INPUT RECORDS:

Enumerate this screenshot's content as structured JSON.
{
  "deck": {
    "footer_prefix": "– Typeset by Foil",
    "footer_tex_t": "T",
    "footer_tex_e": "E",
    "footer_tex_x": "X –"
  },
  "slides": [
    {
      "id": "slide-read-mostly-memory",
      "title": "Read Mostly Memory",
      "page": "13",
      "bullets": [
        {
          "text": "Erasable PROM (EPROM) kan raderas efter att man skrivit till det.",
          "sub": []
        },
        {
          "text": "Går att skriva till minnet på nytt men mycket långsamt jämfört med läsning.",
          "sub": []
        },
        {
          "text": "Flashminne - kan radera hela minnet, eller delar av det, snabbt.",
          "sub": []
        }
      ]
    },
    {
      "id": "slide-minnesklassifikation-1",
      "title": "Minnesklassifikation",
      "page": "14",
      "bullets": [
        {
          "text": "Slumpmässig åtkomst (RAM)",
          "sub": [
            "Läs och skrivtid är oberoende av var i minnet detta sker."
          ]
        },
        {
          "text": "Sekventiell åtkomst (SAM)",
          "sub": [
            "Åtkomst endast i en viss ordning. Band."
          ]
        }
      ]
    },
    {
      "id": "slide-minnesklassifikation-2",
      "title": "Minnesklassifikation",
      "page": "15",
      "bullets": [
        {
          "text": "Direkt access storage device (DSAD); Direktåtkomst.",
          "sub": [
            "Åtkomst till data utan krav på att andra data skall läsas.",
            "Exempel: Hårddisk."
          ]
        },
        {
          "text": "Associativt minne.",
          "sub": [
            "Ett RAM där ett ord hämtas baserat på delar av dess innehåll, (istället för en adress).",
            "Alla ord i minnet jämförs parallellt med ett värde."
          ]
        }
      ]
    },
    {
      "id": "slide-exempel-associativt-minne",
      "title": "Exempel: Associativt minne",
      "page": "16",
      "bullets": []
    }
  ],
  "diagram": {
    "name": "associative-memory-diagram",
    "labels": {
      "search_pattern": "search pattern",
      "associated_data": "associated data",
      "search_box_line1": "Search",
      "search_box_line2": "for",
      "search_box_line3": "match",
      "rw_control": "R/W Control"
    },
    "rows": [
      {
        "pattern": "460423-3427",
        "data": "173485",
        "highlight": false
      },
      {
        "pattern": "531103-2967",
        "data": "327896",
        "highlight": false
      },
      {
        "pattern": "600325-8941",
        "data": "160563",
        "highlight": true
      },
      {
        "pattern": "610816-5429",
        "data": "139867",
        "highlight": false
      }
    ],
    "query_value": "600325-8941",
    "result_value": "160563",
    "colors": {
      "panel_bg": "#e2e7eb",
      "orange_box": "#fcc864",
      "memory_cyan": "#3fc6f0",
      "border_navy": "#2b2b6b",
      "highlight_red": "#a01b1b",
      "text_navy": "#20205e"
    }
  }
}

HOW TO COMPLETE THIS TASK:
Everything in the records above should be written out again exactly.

EXPECTED OUTPUT:
Enumerate this screenshot's content as structured JSON.
{
  "deck": {
    "footer_prefix": "– Typeset by Foil",
    "footer_tex_t": "T",
    "footer_tex_e": "E",
    "footer_tex_x": "X –"
  },
  "slides": [
    {
      "id": "slide-read-mostly-memory",
      "title": "Read Mostly Memory",
      "page": "13",
      "bullets": [
        {
          "text": "Erasable PROM (EPROM) kan raderas efter att man skrivit till det.",
          "sub": []
        },
        {
          "text": "Går att skriva till minnet på nytt men mycket långsamt jämfört med läsning.",
          "sub": []
        },
        {
          "text": "Flashminne - kan radera hela minnet, eller delar av det, snabbt.",
          "sub": []
        }
      ]
    },
    {
      "id": "slide-minnesklassifikation-1",
      "title": "Minnesklassifikation",
      "page": "14",
      "bullets": [
        {
          "text": "Slumpmässig åtkomst (RAM)",
          "sub": [
            "Läs och skrivtid är oberoende av var i minnet detta sker."
          ]
        },
        {
          "text": "Sekventiell åtkomst (SAM)",
          "sub": [
            "Åtkomst endast i en viss ordning. Band."
          ]
        }
      ]
    },
    {
      "id": "slide-minnesklassifikation-2",
      "title": "Minnesklassifikation",
      "page": "15",
      "bullets": [
        {
          "text": "Direkt access storage device (DSAD); Direktåtkomst.",
          "sub": [
            "Åtkomst till data utan krav på att andra data skall läsas.",
            "Exempel: Hårddisk."
          ]
        },
        {
          "text": "Associativt minne.",
          "sub": [
            "Ett RAM där ett ord hämtas baserat på delar av dess innehåll, (istället för en adress).",
            "Alla ord i minnet jämförs parallellt med ett värde."
          ]
        }
      ]
    },
    {
      "id": "slide-exempel-associativt-minne",
      "title": "Exempel: Associativt minne",
      "page": "16",
      "bullets": []
    }
  ],
  "diagram": {
    "name": "associative-memory-diagram",
    "labels": {
      "search_pattern": "search pattern",
      "associated_data": "associated data",
      "search_box_line1": "Search",
      "search_box_line2": "for",
      "search_box_line3": "match",
      "rw_control": "R/W Control"
    },
    "rows": [
      {
        "pattern": "460423-3427",
        "data": "173485",
        "highlight": false
      },
      {
        "pattern": "531103-2967",
        "data": "327896",
        "highlight": false
      },
      {
        "pattern": "600325-8941",
        "data": "160563",
        "highlight": true
      },
      {
        "pattern": "610816-5429",
        "data": "139867",
        "highlight": false
      }
    ],
    "query_value": "600325-8941",
    "result_value": "160563",
    "colors": {
      "panel_bg": "#e2e7eb",
      "orange_box": "#fcc864",
      "memory_cyan": "#3fc6f0",
      "border_navy": "#2b2b6b",
      "highlight_red": "#a01b1b",
      "text_navy": "#20205e"
    }
  }
}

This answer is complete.